Uphill Both Ways
Volume 9 - Boston 1956
Second: the horizontal straps inside the ribs. These do precisely what you’d imagine: they hold the ribs properly spaced and secured so that they don’t swing inward, or fall off.
Third: This is harder to see but it’s there, a heavy bar slightly contoured running parallel to a few inches below the spine, from the tiny fore arms through the pelvis and out along the tail as far as it shows in this image. The purpose of that old-fashioned device is also self-evident and was just described in the preceding paragraph.
Fourth: the vertical struts that support the feet and hold the rear legs securely in place.
Fifth: is difficult to see in this printed version of this poor quality image but is visible on a CRT. There is a heavy metal strap applied to the back side of the hind legs running from the feet up the pelvis.
The viewer accepts these artificial elements as part of the mount and understands their necessity. They keep things from collapsing into a pile of dinosaur bone jackstraws.
Before moving on, you ask me what shows that this mount has been affected by dad’s method? Good question since I’ve just pointed out how it differs, but I also said that it showed his vision. The first observation is that the overall amount of hardware is remarkably reduced from what it used to be. I suppose that sounds to you like I’m contradicting what I just pointed out. It does. But I’m not. You just don’t know how much visible steel was used to hold bones together in the old method. No support was placed inside of bones so every bit of metal used to hold ribs and metacarpals and vertebrae and limb bones together was there is front of the viewer.
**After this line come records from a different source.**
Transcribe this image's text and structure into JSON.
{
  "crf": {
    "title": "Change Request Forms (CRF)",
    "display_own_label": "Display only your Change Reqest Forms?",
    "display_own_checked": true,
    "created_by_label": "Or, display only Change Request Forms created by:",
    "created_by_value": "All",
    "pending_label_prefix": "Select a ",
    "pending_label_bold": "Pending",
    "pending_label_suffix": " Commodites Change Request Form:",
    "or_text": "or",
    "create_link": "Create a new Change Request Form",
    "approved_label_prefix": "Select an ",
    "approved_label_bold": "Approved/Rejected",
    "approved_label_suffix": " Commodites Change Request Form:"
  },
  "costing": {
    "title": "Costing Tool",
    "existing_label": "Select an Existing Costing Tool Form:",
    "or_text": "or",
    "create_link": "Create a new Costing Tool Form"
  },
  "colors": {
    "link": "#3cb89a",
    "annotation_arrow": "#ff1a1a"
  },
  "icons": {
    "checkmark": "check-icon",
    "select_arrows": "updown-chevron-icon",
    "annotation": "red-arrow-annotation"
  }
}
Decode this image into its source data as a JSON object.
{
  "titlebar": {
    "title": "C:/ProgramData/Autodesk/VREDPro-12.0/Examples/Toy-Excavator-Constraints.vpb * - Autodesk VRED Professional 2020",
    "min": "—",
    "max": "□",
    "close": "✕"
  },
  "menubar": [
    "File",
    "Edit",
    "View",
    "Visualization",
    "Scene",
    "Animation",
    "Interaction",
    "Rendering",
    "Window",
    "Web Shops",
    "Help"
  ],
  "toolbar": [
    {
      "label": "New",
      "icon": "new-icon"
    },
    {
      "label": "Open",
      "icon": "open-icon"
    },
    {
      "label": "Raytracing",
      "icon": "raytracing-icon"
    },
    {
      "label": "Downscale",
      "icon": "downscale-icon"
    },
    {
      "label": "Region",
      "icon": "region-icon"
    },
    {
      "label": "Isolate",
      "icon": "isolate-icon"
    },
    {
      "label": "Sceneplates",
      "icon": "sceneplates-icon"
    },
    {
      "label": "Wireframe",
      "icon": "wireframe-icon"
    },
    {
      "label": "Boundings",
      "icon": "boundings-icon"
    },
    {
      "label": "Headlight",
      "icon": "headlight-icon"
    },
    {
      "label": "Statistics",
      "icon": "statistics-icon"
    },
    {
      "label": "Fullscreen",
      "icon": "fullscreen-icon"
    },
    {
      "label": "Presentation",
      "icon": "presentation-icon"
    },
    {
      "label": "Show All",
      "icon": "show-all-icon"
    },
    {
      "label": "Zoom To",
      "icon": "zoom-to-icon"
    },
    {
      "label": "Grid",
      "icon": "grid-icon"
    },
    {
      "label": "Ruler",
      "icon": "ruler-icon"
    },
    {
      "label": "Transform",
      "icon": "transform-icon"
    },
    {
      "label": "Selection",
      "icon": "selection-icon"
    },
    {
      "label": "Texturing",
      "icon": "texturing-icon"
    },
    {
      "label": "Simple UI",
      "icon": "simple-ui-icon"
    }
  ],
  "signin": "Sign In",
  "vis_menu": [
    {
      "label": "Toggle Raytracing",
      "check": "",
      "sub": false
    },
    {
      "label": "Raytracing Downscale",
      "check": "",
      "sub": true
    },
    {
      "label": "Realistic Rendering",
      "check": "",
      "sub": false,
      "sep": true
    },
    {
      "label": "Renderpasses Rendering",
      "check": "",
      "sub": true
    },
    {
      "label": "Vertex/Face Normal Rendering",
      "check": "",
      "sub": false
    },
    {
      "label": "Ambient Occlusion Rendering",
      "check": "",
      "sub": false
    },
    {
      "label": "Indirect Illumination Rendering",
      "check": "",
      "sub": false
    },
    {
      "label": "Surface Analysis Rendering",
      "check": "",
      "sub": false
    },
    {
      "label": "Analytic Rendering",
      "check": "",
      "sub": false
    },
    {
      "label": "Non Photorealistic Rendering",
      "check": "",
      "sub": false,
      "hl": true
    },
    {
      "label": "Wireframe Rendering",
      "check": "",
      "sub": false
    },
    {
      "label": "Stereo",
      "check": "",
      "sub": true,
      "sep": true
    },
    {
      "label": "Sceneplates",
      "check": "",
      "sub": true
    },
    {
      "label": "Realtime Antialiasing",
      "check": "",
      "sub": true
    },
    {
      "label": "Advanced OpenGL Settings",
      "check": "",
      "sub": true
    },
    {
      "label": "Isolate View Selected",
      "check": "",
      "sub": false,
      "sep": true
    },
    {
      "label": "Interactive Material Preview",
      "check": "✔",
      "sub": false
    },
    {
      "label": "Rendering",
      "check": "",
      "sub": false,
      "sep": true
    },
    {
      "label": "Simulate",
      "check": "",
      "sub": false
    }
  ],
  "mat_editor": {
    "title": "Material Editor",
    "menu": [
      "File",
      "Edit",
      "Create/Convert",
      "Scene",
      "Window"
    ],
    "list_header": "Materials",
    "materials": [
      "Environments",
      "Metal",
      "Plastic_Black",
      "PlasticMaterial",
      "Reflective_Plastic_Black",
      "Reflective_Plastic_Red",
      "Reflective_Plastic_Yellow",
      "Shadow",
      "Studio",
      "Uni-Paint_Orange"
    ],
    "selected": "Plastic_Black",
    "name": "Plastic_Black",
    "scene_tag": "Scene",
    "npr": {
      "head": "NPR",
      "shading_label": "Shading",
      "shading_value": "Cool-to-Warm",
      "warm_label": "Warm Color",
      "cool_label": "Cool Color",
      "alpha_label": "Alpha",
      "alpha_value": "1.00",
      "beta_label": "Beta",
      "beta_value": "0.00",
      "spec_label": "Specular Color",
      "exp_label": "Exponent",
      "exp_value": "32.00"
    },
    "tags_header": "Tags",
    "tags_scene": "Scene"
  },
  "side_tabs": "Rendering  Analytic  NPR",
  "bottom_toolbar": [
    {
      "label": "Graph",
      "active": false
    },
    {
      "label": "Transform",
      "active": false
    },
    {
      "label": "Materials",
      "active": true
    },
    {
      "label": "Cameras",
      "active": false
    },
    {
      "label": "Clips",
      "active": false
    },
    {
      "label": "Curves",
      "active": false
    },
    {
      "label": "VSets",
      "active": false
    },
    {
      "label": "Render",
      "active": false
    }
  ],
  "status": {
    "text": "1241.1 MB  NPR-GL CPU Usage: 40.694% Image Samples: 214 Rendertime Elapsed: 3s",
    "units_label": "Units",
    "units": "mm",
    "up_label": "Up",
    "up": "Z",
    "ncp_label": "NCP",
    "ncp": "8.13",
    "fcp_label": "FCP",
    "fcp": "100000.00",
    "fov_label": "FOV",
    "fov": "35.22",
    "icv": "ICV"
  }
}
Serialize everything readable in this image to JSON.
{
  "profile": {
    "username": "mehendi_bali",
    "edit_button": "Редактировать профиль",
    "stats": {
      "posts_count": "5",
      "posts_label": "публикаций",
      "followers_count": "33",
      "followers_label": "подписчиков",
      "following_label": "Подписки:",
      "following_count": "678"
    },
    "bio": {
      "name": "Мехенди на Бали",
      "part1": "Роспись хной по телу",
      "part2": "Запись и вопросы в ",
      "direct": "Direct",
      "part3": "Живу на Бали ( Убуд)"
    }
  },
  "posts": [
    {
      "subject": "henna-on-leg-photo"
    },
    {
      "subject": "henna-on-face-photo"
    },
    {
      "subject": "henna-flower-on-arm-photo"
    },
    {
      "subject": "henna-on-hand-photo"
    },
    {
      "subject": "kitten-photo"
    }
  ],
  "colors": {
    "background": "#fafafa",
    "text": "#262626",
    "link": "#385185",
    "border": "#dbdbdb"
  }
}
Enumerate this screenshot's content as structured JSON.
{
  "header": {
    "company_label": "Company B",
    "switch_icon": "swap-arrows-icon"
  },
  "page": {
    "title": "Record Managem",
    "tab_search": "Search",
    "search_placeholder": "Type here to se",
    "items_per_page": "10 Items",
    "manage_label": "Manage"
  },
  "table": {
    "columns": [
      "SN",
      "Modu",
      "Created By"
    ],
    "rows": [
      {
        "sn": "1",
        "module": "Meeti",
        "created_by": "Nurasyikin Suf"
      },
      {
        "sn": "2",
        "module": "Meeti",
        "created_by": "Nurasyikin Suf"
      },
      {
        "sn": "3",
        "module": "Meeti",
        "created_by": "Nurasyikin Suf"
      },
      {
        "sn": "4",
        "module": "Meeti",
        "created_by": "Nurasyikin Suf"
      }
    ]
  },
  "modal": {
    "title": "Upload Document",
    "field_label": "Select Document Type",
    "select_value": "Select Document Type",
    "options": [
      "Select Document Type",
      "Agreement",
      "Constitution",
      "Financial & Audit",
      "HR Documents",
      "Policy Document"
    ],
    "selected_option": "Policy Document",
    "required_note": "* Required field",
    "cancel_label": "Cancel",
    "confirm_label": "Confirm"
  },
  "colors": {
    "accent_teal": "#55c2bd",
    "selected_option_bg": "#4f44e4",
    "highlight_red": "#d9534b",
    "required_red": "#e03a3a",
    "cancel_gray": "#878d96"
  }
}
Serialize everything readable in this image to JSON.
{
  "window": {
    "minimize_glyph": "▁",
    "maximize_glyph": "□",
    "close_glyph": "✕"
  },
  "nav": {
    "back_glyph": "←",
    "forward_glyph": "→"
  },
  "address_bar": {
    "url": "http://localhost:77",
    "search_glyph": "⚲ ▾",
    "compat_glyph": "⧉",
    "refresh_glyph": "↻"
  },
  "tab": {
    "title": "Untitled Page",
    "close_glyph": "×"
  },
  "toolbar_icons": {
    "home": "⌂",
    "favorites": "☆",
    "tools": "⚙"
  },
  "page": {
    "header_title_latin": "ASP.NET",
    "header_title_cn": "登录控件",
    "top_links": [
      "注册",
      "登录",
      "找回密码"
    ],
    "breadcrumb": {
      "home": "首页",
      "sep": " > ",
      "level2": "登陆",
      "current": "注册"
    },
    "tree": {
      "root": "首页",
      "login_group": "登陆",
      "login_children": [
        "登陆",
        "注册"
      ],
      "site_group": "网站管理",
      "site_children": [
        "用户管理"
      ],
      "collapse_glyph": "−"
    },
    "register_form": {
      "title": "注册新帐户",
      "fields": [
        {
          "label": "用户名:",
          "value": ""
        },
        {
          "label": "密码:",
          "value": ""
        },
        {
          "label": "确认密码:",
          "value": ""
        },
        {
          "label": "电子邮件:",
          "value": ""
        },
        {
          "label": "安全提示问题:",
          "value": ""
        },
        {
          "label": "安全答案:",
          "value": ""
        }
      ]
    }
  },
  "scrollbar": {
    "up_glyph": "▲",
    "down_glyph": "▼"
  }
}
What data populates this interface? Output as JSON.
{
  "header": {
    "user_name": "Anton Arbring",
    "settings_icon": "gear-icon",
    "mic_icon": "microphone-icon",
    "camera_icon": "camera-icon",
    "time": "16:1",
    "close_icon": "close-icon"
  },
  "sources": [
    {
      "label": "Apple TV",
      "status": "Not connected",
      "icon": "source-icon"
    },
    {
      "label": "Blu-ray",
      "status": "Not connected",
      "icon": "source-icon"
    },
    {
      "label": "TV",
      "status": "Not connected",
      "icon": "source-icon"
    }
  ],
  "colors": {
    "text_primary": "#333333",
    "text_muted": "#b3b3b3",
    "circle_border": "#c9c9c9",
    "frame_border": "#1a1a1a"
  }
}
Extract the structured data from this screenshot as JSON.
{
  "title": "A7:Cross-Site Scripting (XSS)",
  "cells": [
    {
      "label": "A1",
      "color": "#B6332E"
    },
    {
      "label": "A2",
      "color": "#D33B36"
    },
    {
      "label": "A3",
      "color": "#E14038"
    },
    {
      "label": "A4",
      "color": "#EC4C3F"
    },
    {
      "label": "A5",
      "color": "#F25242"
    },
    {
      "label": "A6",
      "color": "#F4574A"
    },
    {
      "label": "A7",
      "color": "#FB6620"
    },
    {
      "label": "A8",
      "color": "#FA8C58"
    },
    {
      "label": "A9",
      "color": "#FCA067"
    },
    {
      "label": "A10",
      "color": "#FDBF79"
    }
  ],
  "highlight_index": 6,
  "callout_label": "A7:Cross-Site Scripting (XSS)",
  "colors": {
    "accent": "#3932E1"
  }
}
The second observation is actually the more dramatic one: the stance of this mount is vastly more realistic than the old method where the animal stood up like a pile of hay, wooden, silly, unrealistic. This mount has been dramatically improved. It looks more lifelike with its body horizontal, in an attitude of flight. The legs are bent, the creature stands up on its tip toes leaning forward, ready to lunge at its prey. And the tail is not hanging down on the ground like a limp rope. That’s dad’s artistic and realistic approach to mounts.